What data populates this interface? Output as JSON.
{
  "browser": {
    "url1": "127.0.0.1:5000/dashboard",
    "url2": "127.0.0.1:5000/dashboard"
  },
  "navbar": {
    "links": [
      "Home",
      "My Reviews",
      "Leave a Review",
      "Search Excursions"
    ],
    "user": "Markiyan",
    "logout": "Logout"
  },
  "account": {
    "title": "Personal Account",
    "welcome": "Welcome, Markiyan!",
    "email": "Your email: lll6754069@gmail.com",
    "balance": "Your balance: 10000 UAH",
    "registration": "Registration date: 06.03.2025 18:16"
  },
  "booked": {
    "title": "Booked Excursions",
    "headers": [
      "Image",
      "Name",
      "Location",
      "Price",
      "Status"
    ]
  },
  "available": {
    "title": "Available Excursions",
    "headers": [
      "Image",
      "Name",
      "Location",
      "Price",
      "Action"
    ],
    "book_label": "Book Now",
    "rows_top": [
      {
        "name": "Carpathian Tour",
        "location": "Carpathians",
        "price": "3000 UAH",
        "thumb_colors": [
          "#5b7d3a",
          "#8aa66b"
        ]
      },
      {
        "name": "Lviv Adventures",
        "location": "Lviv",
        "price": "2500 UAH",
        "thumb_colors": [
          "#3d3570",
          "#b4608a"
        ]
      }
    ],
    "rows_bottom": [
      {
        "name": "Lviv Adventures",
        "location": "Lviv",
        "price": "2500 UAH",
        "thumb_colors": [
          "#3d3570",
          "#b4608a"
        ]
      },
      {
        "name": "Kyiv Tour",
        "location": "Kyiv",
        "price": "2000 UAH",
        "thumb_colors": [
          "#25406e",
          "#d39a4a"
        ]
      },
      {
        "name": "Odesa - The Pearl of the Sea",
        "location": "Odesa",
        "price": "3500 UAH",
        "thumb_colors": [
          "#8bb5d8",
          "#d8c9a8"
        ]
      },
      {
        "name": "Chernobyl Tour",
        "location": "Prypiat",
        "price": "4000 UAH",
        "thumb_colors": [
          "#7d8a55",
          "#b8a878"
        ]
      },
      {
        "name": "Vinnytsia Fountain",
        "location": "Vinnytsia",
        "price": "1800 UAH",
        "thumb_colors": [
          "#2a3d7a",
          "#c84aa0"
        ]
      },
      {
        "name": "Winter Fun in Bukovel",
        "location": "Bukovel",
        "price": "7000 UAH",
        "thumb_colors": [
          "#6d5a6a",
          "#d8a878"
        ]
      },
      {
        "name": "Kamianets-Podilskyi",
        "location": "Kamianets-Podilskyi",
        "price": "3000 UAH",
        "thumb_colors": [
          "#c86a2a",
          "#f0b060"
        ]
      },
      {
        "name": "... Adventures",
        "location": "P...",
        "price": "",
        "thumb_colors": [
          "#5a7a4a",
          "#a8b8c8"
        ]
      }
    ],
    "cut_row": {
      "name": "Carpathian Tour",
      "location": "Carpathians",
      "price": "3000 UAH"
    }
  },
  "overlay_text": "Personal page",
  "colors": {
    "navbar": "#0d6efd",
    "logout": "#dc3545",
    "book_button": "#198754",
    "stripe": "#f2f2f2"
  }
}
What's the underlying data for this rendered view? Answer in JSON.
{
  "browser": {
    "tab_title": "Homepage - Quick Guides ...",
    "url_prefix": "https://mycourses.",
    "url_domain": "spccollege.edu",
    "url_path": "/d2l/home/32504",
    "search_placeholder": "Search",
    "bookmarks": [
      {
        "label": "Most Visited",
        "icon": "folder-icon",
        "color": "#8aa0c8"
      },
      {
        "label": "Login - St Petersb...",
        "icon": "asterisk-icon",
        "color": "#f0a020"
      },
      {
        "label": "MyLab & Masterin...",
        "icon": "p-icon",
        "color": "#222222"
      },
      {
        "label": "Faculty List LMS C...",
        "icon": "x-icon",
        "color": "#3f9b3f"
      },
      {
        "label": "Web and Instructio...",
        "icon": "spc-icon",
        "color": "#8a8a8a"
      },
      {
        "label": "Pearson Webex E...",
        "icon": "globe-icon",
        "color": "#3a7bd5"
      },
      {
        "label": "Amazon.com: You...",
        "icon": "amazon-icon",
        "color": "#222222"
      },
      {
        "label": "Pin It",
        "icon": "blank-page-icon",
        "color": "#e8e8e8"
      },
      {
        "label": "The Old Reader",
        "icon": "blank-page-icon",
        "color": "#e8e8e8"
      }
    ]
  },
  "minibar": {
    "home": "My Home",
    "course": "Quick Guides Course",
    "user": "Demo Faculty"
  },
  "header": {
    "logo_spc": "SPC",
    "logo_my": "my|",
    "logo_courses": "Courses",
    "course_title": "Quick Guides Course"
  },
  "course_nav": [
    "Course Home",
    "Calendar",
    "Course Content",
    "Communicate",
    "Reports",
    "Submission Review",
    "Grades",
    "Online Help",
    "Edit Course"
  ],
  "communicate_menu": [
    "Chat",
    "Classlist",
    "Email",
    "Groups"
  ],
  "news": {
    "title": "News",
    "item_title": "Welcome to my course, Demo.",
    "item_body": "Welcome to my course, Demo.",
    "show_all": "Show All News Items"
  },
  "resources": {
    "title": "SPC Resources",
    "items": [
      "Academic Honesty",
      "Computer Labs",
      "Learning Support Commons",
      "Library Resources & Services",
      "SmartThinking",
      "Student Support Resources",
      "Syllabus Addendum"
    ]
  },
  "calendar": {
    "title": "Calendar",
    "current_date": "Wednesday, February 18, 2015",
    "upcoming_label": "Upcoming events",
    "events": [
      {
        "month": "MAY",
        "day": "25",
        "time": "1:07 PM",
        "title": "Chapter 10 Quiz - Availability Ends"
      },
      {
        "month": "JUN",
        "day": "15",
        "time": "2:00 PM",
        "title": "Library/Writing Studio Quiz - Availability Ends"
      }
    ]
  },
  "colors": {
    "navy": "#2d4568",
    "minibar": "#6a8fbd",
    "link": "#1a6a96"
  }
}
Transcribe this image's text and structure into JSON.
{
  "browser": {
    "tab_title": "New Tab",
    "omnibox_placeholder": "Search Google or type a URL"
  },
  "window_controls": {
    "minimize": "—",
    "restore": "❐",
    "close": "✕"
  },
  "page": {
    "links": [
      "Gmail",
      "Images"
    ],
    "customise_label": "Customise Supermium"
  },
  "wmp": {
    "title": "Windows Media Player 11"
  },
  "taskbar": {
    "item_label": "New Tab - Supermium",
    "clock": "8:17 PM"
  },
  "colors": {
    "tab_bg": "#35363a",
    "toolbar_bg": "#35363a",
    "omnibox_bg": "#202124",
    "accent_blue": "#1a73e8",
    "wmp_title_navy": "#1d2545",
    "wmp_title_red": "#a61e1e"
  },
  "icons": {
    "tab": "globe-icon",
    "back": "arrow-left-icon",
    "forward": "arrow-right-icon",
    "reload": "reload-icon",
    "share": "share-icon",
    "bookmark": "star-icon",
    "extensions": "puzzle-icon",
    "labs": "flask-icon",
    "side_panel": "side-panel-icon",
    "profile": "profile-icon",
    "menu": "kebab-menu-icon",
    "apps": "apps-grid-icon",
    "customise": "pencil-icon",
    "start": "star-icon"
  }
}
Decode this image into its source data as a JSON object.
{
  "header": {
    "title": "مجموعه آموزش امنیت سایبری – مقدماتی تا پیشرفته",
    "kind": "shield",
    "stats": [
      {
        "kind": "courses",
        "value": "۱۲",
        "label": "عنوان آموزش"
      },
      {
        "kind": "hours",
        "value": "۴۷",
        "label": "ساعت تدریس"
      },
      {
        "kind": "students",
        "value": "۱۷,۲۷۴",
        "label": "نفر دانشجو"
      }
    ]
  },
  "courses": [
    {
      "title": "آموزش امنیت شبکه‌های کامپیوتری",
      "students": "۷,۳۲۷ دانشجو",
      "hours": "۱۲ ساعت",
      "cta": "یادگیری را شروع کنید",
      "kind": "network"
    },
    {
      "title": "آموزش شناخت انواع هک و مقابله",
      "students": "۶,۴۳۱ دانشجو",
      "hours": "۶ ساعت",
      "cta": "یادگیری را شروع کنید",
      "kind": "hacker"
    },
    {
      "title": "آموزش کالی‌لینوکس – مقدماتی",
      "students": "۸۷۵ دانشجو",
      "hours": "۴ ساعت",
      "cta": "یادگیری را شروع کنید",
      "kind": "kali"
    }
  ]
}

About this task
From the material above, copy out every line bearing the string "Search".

Output of the exercise
      "Search Excursions"
    "search_placeholder": "Search",
    "omnibox_placeholder": "Search Google or type a URL"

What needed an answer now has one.